> [Problem requirements]
Search the entries for the word "jobs" and pull out each line that has it.

[Records to process]

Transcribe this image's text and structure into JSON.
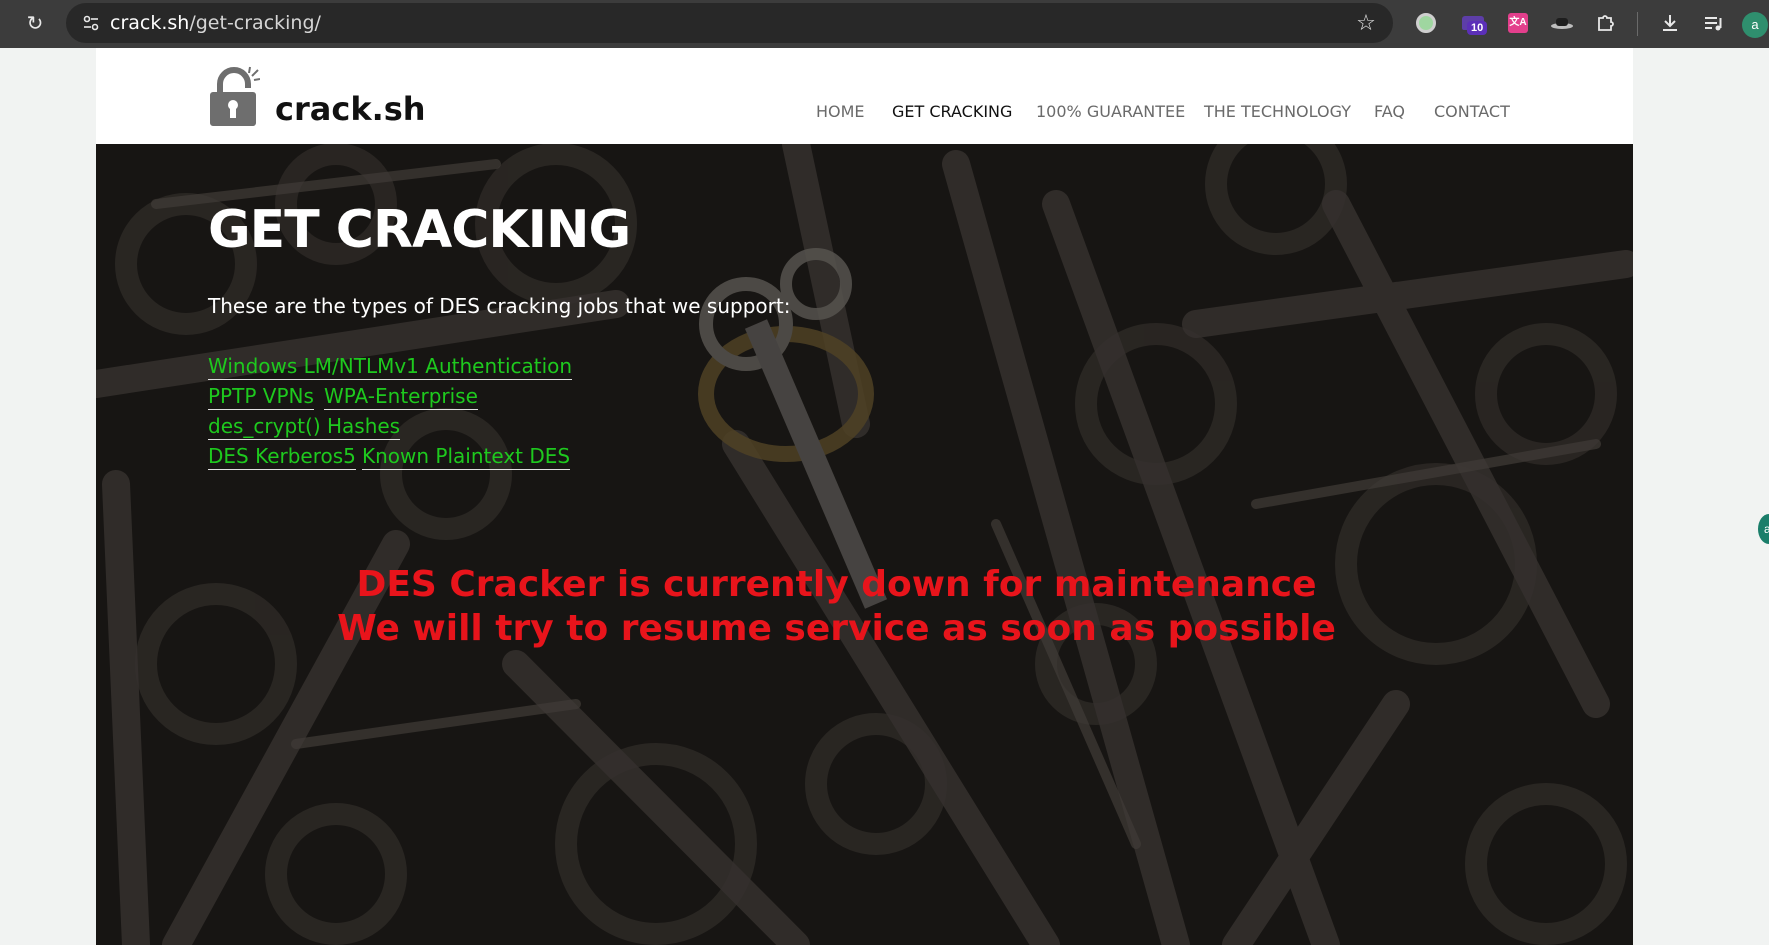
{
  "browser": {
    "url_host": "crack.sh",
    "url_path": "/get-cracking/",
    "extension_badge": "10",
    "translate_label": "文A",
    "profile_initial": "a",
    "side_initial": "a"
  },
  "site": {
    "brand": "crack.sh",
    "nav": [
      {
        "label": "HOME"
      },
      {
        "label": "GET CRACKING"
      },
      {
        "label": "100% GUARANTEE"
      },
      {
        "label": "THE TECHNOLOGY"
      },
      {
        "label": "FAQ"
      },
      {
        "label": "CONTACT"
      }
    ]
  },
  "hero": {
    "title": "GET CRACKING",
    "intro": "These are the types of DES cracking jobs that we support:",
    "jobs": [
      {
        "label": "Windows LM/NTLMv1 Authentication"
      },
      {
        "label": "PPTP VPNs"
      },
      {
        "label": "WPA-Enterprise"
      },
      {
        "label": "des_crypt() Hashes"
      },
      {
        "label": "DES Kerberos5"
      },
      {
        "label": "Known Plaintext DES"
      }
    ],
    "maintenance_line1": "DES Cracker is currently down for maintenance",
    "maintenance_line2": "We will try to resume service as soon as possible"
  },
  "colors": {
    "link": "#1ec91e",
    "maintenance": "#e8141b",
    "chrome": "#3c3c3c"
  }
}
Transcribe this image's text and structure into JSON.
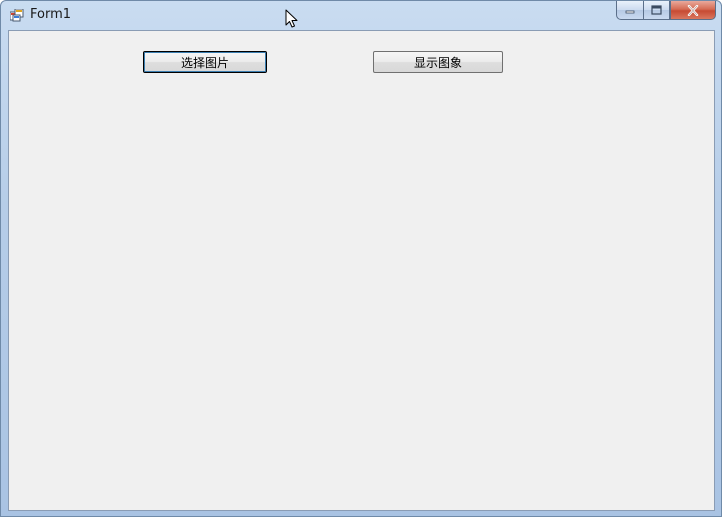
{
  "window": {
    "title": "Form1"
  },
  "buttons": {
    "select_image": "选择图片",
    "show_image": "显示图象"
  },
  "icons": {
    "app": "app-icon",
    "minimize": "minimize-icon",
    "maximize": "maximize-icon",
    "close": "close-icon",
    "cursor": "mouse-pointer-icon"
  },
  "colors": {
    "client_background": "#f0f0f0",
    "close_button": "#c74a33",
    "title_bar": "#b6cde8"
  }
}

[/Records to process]

> [Reply]
    "intro": "These are the types of DES cracking jobs that we support:",
    "jobs": [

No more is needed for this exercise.